Fija Callaghan

Written by

Fija Callaghan

24 June 2024


Three Ways Writing Poetry Will Make You a Better Prose Writer

Writing poetry to improve your prose - Novlr

Have you ever stopped to read a paragraph in a novel or short story over and over and over because of its stunningly beautiful language? Maybe you just wanted to experience it a second time, or maybe you gave it a steely-eyed look and thought, how did they do that? 

It might surprise you to know that some of the best prose writers are people who have used poetry to develop their linguistic skill sets. Unlike prose writing, which is largely concerned with broad narrative structure, writing poetry is about meticulous word choice and fitting those words together in the most effective possible way. If you can master the macrocosmic and the microcosmic — story structure and poetic language — you’ll be unstoppable.

Here are a few reasons why experimenting with poetry will make you a better writer. 

Poetry is all about rhythm

Poetry was first invented as a form of spoken song — a story to be told aloud, recited around campfires, sent into the night air to hold back the terrors of the dark. Despite the advent of the printing press, poetry remains, at its heart, an auditory art form. Writers can use this approach in their prose fiction or essays to make their words as compelling as possible. 

This means paying attention to the way one word flows into the next, where you pause to breathe when you read your work out loud, balancing your soft, smooth vowels with hard, sharp consonants. 

Check out an excerpt from this Red Riding Hood retelling, Femmes Sauvage by Johnny Clewell:

Excerpt from Femmes Sauvage by Johnny Clewell
Excerpt from Femmes Sauvage by Johnny Clewell:

This is a free-verse poem, rather than a traditional structured poem, but it still reads like a lyrical bedtime story. There are no snags that trip up the voice as the poem progresses; it simply pulls you in so subtly that you don’t even notice. This is key to getting a reader to just-one-more-chapter their way through an entire novel. 

Poetry makes use of white space

As poetry moved from an oral form to a written form, poets began experimenting with ways to lay out their words on the page to enhance the reader’s experience. This might involve where you end a line, where you start a line, what shape the lines create, or how you choose to space them out across the page. 

Here’s an example from a poem inspired by Biblical mythology: To Breathe, by V.C. Blackhouse:

Writing poetry - To Breath by V.C. Blackhouse
Excerpt from To Breathe by V.C. Blackhouse

Although you may not be using this approach in your prose writing (although some authors do — October, October by Katya Balen is a good example of this), it can help you look at your canvas in a new way. You can explore the effect of particular paragraph breaks or scene breaks, ways of formatting dialogue, or ways of laying out certain design elements that bring a story to life. 

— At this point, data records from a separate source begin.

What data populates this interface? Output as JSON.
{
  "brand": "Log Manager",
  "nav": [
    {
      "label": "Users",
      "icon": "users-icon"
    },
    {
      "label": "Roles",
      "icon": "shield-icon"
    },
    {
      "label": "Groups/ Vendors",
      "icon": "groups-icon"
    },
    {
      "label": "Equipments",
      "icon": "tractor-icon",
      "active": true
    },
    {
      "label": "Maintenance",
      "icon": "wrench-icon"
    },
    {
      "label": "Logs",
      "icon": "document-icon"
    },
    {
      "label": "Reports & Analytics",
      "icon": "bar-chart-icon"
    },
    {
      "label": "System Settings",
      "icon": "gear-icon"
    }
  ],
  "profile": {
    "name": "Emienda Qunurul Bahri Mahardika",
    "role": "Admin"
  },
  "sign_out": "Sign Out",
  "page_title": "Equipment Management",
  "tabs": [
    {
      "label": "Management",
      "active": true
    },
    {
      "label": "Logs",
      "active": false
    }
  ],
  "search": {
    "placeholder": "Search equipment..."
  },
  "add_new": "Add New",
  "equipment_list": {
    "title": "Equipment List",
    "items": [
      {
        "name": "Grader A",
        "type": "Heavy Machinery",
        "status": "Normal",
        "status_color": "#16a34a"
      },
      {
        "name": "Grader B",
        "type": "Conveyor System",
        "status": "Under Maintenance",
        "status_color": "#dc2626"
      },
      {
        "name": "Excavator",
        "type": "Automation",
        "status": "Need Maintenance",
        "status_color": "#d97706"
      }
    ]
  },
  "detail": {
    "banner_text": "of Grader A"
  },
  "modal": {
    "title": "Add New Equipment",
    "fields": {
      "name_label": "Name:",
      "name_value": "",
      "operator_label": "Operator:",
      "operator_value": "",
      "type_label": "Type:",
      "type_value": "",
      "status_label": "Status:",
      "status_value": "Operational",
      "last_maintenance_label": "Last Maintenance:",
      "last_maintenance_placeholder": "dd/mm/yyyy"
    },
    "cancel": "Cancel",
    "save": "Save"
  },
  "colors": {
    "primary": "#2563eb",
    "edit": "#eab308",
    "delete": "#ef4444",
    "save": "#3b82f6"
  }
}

Poetry encourages specificity

Since poetry doesn’t have as much room to play as prose writing, the words a poet chooses have to do a lot of heavy lifting in a small space. Poets will often examine and discard several contextual matches before landing on the exact right word that not only conveys the right meaning, but also has the right auditory sound to give the poem an extra edge. 

Pay attention to a word’s visceral, emotional quality and the way the word fits into the other words around it. Here’s an example from a poem drawn from Greek mythology: The Previously Unnoticed Love Story of Scylla and Charybdis, by Emily Carlson.

Excerpt from The Previously Unnoticed Love Story of Scylla and Charybdis, by Emily Carlson.
Excerpt from The Previously Unnoticed Love Story of Scylla and Charybdis by Emily Carlson

This stanza has a lot going on: assonance, consonance, double meanings, and moody gothic gloom. The poet uses repeated sounds in “becomes” and “body”, “flesh” and “flippers”. The words “nothingness” and “undulations” don’t quite rhyme, but they have enough sounds in common that they feel like they follow a pattern. Consider also the word “cross”: it refers to both the literal crossing of a river, and the figurative crossing of a woman scorned. That’s a lot to accomplish in only five letters. 

The rhetorical choices here are subtler than in a more traditional rhyming poem, but they still give the poem a distinct sense of rhythm. You can use these techniques to craft smooth, compelling prose writing too. 

Many successful novelists and short story writers have played with writing poetry to improve their craft, and it shows in the beauty of their prose. Poetic techniques have a lot to teach us about putting together stories that make the reader want to keep reading long past bedtime.